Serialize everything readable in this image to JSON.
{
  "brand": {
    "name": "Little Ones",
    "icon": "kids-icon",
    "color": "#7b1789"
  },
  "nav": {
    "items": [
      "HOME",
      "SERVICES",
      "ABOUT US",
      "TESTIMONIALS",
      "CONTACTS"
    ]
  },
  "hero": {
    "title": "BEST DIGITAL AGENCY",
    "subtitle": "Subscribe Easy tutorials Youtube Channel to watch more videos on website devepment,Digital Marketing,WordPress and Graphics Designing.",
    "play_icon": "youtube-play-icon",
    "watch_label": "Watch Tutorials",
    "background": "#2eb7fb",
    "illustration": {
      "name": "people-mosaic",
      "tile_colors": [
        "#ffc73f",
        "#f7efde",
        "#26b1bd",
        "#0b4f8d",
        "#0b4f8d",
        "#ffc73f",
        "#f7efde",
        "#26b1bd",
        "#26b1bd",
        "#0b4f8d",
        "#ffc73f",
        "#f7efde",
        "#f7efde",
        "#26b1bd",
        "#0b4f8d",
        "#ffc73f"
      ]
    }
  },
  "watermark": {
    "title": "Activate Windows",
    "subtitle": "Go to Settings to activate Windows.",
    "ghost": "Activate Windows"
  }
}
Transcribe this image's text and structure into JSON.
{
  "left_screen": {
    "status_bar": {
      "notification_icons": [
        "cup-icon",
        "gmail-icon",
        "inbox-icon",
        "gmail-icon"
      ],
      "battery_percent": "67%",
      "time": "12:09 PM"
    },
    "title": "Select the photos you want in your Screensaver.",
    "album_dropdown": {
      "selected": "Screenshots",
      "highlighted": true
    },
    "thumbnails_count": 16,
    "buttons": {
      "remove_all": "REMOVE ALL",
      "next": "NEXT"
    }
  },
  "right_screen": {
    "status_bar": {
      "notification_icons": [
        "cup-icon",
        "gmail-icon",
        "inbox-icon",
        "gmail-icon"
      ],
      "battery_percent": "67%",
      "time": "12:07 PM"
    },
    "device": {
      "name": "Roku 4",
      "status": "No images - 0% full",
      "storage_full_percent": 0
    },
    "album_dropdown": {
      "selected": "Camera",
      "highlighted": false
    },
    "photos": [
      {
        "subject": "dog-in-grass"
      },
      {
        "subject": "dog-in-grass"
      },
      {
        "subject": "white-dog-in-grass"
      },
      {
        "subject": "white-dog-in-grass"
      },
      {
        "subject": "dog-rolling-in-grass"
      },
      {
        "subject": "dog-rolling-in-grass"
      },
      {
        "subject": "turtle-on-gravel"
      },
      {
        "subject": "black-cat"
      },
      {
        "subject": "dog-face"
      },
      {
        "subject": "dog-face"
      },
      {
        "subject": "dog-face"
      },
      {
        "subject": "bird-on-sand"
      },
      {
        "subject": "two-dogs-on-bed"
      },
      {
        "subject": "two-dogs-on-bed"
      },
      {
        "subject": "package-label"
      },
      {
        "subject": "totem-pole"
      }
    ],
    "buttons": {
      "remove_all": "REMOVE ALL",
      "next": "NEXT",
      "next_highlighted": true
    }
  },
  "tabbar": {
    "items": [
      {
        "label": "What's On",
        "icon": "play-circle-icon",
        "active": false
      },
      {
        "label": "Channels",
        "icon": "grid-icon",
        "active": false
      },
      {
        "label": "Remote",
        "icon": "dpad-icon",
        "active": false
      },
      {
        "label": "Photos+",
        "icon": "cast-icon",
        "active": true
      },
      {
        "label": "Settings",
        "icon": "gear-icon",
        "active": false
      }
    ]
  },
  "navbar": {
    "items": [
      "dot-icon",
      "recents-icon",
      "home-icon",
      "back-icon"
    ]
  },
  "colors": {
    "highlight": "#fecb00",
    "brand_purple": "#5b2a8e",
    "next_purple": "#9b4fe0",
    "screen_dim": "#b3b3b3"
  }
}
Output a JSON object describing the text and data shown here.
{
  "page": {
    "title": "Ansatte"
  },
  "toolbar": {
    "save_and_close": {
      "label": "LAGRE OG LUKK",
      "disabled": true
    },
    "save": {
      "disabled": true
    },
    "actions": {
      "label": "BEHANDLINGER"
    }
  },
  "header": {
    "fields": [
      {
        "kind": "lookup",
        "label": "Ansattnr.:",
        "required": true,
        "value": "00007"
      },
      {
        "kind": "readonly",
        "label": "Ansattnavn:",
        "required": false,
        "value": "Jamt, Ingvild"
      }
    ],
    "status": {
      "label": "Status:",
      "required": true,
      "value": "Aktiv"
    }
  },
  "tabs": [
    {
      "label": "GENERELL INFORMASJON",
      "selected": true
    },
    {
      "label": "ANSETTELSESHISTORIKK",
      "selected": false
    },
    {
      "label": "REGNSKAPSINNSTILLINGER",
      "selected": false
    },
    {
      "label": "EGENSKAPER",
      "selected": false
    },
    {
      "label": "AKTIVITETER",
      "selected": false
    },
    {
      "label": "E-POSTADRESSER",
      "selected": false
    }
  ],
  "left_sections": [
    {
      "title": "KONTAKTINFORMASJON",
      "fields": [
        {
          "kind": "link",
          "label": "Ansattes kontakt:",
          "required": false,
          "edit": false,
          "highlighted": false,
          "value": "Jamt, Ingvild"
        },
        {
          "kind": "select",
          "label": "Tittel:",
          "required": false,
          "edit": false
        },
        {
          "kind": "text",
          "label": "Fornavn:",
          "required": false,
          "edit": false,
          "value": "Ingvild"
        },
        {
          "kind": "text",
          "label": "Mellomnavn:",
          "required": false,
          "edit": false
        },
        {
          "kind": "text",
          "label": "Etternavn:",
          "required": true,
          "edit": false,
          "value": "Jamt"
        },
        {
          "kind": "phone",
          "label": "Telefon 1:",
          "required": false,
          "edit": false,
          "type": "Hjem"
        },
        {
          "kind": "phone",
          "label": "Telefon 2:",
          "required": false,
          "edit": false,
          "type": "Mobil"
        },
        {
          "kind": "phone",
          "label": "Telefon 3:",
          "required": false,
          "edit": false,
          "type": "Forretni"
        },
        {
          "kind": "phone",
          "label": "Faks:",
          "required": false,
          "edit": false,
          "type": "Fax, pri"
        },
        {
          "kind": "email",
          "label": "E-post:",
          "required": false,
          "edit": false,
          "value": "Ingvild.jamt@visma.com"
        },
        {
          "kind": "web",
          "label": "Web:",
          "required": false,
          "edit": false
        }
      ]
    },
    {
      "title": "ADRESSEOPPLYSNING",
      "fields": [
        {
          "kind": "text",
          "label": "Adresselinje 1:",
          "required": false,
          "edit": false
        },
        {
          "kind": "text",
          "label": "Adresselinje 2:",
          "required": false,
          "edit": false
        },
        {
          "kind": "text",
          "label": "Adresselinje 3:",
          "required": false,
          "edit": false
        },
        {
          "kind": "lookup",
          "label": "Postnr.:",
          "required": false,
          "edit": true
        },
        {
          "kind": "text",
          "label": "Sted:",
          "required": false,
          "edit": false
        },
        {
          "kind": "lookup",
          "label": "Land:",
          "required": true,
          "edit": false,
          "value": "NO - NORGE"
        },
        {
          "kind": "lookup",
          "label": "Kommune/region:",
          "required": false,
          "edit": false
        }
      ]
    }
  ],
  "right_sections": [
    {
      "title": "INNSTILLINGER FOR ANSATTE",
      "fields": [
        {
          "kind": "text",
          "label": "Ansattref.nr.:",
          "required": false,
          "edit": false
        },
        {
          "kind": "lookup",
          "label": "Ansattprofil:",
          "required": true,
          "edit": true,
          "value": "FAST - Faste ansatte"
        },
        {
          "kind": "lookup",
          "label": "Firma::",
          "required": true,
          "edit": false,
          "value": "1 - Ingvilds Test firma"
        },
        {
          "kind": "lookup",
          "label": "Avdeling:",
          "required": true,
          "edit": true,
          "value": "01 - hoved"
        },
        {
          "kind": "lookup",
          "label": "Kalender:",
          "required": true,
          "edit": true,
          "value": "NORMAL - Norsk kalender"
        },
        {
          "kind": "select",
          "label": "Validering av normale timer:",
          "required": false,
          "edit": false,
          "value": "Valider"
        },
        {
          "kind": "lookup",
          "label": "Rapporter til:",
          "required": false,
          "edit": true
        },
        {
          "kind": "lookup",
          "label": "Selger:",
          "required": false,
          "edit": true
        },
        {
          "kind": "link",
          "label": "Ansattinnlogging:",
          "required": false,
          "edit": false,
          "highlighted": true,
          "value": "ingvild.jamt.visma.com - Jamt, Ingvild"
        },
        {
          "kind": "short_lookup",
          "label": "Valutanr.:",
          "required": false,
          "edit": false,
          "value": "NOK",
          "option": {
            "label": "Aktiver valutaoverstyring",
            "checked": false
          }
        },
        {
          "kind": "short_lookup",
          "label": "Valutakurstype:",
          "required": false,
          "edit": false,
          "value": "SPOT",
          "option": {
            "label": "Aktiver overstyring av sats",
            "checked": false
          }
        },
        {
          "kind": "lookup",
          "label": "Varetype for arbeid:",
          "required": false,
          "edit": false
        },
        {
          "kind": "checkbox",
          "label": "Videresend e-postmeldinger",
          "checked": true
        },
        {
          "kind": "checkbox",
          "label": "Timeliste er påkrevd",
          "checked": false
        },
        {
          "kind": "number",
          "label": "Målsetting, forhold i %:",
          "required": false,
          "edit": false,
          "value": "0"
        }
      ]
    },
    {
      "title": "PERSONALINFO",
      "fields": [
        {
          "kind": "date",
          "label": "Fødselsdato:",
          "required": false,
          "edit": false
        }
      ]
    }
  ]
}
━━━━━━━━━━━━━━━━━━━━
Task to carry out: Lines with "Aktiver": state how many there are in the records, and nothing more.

Task solution: 2